In 2014, a Colorado District Court judge ruled that county clerks may not count ballots that arrive after 7 p.m. on Election Day.
Information on locations for county clerks’ offices, voter service and polling centers and 24-hour drop-off locations can be found here.
Secretary Williams is committed to working with the postal service, Colorado county clerks and the members of the state legislature in order to improve future options for voting.
Marsha Brewer, Candidate
El Paso County Commissioner District 4
Exits the Race
Colorado Springs – Today Marsha Brewer, a Candidate for County Commissioner announced that she would not seek the Republican Party nomination for El Paso County Commissioner District 4.

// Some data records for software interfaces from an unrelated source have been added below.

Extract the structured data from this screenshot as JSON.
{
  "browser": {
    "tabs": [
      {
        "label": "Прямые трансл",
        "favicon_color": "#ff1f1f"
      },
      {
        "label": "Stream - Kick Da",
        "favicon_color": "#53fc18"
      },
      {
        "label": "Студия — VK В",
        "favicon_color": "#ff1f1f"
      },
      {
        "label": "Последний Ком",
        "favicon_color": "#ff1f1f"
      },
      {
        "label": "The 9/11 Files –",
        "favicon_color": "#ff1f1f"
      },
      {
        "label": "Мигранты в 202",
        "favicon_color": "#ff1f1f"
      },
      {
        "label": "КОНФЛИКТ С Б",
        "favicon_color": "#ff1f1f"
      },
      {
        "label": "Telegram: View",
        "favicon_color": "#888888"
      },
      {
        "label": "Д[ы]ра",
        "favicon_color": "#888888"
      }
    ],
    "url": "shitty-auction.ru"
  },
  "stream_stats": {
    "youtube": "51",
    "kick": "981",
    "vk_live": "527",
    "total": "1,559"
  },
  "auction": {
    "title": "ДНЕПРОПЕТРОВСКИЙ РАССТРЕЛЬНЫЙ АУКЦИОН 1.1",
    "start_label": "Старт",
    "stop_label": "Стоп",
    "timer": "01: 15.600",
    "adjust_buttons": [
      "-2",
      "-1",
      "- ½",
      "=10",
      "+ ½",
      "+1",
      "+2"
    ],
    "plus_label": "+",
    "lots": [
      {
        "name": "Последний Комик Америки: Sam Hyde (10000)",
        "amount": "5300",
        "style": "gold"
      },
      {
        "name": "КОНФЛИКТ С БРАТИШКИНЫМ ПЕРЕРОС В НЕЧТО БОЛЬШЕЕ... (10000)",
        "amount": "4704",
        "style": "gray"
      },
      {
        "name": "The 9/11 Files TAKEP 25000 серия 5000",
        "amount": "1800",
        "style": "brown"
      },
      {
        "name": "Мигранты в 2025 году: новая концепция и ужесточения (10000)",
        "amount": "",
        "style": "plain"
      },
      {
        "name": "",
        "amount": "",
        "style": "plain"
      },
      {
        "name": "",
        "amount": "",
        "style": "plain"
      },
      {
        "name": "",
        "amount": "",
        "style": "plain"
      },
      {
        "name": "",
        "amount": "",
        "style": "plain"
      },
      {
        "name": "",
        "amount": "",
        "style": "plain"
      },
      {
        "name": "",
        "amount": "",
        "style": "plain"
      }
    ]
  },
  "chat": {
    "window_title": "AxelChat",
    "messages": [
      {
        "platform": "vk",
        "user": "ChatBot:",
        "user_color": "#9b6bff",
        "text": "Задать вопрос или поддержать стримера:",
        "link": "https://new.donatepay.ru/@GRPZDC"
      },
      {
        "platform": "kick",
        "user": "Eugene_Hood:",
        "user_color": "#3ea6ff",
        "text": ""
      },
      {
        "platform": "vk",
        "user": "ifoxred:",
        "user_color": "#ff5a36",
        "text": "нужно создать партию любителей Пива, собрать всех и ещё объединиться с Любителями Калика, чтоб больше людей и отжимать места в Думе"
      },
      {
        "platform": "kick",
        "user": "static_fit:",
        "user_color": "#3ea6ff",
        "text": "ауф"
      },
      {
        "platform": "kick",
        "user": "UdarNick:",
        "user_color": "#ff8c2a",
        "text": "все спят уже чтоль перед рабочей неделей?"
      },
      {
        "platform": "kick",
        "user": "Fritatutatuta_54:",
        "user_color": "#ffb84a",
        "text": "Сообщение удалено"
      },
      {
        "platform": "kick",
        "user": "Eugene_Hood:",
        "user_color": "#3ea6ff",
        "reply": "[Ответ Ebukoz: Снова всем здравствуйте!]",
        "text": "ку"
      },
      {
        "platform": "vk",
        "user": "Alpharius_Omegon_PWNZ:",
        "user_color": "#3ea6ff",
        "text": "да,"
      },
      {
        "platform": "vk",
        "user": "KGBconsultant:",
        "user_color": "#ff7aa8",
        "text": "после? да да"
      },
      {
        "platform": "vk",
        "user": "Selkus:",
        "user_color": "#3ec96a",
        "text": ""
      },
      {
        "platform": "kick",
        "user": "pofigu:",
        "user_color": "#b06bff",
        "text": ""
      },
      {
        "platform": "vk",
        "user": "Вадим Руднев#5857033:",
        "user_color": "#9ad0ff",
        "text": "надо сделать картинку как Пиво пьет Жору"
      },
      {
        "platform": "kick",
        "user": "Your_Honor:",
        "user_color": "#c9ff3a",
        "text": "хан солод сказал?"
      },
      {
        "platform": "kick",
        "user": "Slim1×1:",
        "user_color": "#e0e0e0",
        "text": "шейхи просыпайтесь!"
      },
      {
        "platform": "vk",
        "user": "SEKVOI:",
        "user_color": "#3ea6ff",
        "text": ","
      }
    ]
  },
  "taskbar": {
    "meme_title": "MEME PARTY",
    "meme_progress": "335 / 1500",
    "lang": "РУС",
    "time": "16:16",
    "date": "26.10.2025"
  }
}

“To be an effective Candidate requires a great deal of time and attention. Due to a change in my personal circumstances, I will not be able to devote the time and attention I believe is necessary to be an effective Candidate and Commissioner. I wish the other Candidates and the citizens of Commissioner District 4 the very best,” stated Brewer “there are some excellent Candidates in this race and I look forward to supporting the Party’s nominee in June.”
Manitou Springs voters, candidates invited to 2015 Election Forum
Pikes Peak Bulletin newspaper presents free Oct. 19 discussion
MANITOU SPRINGS, Colorado – Oct. 12, 2015 – The Pikes Peak Bulletin, Manitou Springs’ weekly newspaper, will host a candidates forum leading up to the city’s mayoral and City Council races.
All candidates will be present. They are: Nicole Nicoletta and Coreen Toll for mayor; Paotie Dawson, Becky Elder, Donna Ford, Randy Hodges, Daniel Prem, Jay Rohrer, Gary Smith and David Walker for City Council. Hodges is unopposed, running for the Ward 1 seat, and the remaining candidates are running for three at-large seats.
The free forum will be the evening of Monday, Oct. 19, at the Briarhurst Manor Estate, 404 Manitou Ave., Manitou Springs. Social time, 6-6:30 p.m., includes complimentary hors d’oeuvres and a cash bar. The forum will begin promptly at 6:30 p.m. and end approximately 8:30 p.m. Candidates and voters may remain until 10 p.m. for informal discussions.
The League of Women Voters and Citizens Project will assist with gathering and compiling voter questions, which will then be read to the candidates by moderator Ralph Routon. A sign-language interpreter will be available 6:30-8:30 p.m.
Information sheets with each candidate’s responses to the Bulletin’s questionnaire will be available, as will candidates’ literature.
The 2015 Manitou Springs Election Forum is co-sponsored by the Briarhurst Manor Estate, the city of Manitou Springs, the League of Women Voters, Citizens Project, the Pikes Peak Library District, the Colorado Springs Independent and the Colorado Springs Business Journal.